Appeal from the Board of Tax Appeals.
Before SWAN, AUGUSTUS N. HAND, and PATTERSON, Circuit Judges.
PATTERSON, Circuit Judge.
The commissioner found a deficiency of $645.14 in the petitioner's income tax for 1933. The deficiency resulted from disallowance of the greater part of a deduction claimed by the petitioner for amortization of his share of expenses in connection with a lease. The Board of Tax Appeals sustained the commissioner.

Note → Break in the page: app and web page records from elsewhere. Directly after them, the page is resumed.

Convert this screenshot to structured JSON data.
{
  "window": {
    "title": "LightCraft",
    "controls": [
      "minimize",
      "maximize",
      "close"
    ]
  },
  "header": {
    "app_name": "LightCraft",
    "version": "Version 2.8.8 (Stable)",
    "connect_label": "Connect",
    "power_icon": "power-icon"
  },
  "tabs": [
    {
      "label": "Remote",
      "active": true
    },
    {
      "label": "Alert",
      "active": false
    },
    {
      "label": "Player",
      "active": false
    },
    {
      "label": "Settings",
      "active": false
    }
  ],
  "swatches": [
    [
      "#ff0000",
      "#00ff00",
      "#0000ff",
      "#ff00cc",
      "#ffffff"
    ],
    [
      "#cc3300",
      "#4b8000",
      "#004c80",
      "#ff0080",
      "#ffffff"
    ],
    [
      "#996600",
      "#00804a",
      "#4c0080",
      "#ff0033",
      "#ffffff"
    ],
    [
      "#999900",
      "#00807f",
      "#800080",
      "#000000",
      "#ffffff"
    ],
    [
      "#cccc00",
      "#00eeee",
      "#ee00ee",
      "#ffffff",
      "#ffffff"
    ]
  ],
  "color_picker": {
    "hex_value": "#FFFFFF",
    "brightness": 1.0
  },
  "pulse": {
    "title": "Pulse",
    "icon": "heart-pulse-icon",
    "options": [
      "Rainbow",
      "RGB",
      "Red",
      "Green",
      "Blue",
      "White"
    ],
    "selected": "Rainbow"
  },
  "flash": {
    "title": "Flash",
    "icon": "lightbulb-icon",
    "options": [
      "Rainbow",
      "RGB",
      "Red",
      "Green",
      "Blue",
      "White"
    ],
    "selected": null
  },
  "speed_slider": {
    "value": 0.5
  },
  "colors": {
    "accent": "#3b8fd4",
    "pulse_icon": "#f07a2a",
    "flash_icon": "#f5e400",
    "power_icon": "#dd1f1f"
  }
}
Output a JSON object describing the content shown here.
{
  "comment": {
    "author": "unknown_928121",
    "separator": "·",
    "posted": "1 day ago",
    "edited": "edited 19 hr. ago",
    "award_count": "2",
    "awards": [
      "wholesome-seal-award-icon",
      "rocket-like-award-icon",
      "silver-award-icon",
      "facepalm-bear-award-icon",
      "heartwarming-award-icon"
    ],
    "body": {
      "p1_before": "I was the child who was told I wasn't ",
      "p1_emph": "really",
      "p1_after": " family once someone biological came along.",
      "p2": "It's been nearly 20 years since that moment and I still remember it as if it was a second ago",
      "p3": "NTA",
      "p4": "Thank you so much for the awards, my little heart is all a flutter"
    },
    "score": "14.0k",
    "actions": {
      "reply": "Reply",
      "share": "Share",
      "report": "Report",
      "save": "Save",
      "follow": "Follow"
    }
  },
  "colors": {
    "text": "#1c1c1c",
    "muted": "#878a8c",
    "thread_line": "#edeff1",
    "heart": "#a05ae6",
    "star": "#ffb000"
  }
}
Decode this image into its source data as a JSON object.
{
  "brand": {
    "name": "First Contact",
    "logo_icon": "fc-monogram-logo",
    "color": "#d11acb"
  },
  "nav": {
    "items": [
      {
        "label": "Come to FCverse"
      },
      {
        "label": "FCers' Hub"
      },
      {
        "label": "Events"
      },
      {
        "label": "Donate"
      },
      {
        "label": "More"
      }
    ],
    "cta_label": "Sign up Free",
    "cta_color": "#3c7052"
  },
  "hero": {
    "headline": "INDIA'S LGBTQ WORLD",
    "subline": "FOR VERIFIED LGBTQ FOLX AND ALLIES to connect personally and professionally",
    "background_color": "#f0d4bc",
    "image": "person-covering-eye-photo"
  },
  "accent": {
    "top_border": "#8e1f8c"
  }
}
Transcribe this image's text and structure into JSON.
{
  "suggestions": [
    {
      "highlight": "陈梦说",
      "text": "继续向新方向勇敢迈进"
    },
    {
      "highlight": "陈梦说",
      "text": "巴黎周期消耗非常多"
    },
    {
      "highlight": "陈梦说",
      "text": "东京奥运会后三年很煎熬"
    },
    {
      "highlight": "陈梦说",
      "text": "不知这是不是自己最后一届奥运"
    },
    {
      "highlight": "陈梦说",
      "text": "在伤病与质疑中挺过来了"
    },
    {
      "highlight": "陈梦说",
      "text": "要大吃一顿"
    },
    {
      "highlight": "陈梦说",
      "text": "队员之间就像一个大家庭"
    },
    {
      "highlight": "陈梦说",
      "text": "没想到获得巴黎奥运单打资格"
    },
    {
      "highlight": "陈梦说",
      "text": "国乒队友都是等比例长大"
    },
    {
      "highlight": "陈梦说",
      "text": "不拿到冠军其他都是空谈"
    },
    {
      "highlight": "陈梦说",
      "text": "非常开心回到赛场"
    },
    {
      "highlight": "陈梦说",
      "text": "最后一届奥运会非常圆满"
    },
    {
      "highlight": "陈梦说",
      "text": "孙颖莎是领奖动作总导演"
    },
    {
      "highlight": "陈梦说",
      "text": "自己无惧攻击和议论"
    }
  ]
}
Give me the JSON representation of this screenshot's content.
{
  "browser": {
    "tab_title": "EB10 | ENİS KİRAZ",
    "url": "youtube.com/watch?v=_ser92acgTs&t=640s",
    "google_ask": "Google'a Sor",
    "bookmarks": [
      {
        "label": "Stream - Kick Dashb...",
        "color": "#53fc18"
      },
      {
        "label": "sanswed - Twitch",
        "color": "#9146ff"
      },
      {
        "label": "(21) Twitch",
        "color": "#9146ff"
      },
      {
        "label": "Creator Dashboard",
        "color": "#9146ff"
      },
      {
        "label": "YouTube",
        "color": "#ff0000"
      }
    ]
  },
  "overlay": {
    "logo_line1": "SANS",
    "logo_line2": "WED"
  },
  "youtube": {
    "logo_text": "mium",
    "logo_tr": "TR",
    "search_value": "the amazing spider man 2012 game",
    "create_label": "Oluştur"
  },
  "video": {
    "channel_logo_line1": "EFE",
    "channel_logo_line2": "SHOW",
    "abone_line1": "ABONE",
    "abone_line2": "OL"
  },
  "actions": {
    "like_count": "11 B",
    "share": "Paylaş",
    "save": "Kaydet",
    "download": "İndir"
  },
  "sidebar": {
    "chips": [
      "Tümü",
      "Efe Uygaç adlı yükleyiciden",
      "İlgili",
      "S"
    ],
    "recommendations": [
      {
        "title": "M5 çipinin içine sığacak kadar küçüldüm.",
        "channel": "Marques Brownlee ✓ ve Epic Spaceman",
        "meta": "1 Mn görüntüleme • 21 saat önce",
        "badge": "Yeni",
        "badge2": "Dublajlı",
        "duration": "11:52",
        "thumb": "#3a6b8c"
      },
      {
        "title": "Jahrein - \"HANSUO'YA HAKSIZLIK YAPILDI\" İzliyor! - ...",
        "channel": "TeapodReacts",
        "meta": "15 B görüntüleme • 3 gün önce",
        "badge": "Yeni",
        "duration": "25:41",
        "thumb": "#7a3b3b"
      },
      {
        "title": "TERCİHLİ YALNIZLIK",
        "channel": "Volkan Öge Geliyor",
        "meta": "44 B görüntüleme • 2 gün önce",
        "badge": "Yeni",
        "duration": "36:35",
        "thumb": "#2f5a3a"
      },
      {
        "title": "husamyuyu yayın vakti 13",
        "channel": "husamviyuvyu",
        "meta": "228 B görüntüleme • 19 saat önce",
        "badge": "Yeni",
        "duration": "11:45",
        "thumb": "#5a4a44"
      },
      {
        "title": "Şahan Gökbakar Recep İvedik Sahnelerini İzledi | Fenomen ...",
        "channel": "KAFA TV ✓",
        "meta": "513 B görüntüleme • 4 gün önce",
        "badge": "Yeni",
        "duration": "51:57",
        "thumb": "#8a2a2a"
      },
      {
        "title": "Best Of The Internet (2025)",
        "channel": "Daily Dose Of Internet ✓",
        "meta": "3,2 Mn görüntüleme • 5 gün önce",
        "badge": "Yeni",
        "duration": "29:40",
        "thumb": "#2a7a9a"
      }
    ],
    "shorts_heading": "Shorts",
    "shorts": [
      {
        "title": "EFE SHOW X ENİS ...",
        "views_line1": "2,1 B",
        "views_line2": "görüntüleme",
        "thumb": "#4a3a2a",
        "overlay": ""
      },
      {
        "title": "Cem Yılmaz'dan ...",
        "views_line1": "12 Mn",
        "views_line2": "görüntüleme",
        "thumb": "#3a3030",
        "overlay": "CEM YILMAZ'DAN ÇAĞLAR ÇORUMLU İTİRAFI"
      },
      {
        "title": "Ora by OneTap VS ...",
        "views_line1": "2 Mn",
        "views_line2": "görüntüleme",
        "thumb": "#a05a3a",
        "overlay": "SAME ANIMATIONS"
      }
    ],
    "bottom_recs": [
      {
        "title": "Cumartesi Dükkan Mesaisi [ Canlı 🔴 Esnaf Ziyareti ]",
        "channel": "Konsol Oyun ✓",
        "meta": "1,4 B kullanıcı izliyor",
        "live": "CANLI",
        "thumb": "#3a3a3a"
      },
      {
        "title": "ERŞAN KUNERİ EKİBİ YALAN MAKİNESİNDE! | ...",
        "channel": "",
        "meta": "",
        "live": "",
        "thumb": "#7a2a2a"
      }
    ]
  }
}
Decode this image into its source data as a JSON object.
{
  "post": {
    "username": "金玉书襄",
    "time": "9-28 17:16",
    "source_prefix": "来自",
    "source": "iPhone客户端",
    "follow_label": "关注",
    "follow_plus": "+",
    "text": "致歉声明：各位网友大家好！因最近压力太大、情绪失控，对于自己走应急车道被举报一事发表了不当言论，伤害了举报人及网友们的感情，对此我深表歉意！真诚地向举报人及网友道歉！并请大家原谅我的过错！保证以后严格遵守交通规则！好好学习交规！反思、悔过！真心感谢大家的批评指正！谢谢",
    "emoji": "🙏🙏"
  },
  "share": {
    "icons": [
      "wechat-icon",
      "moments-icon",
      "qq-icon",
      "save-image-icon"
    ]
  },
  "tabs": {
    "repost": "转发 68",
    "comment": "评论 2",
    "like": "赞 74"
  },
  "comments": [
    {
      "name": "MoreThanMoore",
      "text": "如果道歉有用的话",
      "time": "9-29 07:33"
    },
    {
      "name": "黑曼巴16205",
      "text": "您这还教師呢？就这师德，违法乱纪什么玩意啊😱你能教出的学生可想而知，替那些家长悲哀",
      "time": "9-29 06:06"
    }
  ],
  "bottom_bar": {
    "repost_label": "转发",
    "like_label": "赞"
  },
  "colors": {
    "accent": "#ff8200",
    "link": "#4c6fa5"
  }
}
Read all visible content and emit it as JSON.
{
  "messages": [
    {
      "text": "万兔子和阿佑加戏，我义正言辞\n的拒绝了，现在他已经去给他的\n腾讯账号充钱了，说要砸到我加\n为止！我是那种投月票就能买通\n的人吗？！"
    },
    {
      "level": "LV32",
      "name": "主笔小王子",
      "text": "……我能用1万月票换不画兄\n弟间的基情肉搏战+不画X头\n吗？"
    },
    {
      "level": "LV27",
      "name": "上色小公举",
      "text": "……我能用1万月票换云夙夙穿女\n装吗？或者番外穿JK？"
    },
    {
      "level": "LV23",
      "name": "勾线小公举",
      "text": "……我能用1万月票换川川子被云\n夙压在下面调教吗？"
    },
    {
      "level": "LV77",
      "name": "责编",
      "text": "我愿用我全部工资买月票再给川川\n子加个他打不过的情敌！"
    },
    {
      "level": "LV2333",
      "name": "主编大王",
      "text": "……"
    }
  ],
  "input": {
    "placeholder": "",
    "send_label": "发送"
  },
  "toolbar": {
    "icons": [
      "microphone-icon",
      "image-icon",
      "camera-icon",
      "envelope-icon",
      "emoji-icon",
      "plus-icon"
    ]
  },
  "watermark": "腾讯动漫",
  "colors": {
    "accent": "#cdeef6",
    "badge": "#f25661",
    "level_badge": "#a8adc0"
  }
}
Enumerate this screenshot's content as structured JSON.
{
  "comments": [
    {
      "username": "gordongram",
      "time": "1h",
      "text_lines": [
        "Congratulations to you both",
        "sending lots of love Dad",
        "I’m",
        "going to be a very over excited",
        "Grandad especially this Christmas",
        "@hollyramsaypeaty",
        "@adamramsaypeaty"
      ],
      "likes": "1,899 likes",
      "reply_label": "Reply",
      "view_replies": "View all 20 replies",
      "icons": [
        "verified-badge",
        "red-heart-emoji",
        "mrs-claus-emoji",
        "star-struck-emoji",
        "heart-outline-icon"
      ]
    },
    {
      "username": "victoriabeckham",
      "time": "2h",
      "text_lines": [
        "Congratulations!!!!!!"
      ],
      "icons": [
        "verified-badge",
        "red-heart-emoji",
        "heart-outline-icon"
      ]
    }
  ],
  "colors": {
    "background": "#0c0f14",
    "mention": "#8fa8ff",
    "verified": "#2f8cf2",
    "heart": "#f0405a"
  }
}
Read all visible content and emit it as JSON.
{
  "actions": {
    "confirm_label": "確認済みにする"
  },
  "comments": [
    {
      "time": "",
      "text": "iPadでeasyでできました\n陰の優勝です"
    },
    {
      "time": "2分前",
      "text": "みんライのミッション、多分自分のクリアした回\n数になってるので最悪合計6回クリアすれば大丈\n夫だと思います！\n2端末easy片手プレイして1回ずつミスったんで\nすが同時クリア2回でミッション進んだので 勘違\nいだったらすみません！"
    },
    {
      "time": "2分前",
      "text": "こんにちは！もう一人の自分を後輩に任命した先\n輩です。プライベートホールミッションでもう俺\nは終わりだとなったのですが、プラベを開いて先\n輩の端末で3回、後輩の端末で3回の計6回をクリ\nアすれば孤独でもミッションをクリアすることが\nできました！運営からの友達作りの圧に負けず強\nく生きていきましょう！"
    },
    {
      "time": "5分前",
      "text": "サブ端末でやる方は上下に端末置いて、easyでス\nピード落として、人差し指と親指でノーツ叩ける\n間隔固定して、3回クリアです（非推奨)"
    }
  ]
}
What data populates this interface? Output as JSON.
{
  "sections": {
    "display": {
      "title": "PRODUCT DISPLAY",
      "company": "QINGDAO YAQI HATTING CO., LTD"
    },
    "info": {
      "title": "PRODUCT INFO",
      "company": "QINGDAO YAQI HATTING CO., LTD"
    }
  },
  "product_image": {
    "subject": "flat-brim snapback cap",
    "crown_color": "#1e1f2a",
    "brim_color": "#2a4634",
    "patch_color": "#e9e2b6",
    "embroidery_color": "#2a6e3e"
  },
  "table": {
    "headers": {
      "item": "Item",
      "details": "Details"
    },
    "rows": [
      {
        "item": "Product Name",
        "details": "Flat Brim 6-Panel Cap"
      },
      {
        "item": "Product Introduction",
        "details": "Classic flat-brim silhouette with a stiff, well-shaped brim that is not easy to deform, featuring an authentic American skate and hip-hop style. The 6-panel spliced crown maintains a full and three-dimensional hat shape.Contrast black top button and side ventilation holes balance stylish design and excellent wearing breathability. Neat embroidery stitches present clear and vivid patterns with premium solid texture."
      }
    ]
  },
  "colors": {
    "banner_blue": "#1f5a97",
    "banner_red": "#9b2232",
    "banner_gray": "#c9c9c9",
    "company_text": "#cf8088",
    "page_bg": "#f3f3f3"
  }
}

The petitioner owned an undivided interest in New York real estate. In 1928 the owners made a twenty-one year lease of the property, to begin on May 2, 1929. The lessee was to demolish the existing buildings and erect a new building. The lessee entered into possession and demolished. The petitioner's share of the value of the demolished building was $21,852.33, and his share of other expenses connected with the lease (broker's commission, legal expenses and so on) was $6,990.02, a total of $28,842.35. This sum amortized over the twenty-one years of the lease would be apportioned at $1,373.45 for each calendar year, with proportionately smaller sums for the fractions of 1929 and 1950 covered by the lease. But the lease came to an end in 1933, for practical purposes at least. A company purchased the lessee's interest at foreclosure sale, and on January 23, 1933, the owners of the fee simple, including the petitioner, conveyed their interests in the realty, including their rights under the lease, to the company which had acquired the leasehold, in exchange for its entire capital stock and $4,290,000 face value of its bonds. The petitioner and other owners of undivided shares received the stock and bonds in proportion to the amount of their undivided interests in the real estate.
In his 1933 return the petitioner claimed as a deduction from gross incme the unamortized part of the expenses incurred in connection with the lease, $23,806.37. The commissioner disallowed the deduction. He allowed only a deduction of $114.45, representing amortization for one month in 1933.
The loss on demolition of the old building, the broker's commission and other costs in the making of the lease are deemed capital cost to acquire a wasting asset, and so are deducted pro rata over the life of the lease. Bonwit Teller & Co. v. Commissioner, 2 Cir., 53 F.2d 381, 82 A.L.R. 325; Helvering v. Manhattan Life Ins. Co., 2 Cir., 71 F.2d 292. For each year that the lease ran, the petitioner was entitled to deduct the proportionate amount, and if the lease had continued to its appointed end he would have finally taken deductions for the entire cost. But the lease came to a premature end in 1933, and the right to take a proportionate deduction annually on account of the cost of acquiring the lease also came to an end. Helvering v. Manhattan Life Ins. Co., supra. The unamortized portion of that cost was part of the petitioner's investment in the real estate. If the 1933 transaction had been a sale resulting in taxable gain or loss, the unamortized amount would have figured as part of the petitioner's cost. The transaction, however, was an exchange without gain or loss, and the petitioner's cost basis for the securities received is represented by his cost basis of the real estate and his unamortized cost of the lease.
The Board was right in its disposition of the case. The decision will be affirmed.